(THE INPUT)
###
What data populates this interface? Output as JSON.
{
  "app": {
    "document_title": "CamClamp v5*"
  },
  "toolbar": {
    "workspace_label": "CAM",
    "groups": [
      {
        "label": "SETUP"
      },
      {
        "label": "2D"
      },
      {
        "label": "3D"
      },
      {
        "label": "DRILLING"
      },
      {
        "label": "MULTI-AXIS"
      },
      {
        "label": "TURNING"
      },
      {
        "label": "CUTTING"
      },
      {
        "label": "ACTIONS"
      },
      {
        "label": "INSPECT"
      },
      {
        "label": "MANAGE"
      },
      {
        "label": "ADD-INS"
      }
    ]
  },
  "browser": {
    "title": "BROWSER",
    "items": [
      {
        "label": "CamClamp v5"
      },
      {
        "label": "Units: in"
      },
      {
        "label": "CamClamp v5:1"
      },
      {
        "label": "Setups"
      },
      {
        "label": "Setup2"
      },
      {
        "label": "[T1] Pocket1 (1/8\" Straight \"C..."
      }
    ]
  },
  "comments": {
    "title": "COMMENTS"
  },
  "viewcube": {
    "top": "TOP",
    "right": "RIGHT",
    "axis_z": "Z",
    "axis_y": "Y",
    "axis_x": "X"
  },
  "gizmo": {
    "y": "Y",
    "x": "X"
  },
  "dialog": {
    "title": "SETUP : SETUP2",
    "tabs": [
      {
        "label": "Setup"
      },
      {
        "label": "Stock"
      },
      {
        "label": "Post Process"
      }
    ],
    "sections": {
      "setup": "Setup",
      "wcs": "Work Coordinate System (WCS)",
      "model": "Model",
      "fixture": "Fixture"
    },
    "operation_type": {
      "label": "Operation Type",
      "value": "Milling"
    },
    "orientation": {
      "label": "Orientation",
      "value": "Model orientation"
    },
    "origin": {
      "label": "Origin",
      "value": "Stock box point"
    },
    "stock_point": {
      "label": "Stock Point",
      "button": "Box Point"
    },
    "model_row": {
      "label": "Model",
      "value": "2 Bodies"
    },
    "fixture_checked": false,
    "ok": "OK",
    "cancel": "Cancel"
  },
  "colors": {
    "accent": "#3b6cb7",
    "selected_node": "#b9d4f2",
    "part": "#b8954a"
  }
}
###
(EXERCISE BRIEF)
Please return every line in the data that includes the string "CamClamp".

(WORKED SOLUTION)
    "document_title": "CamClamp v5*"
        "label": "CamClamp v5"
        "label": "CamClamp v5:1"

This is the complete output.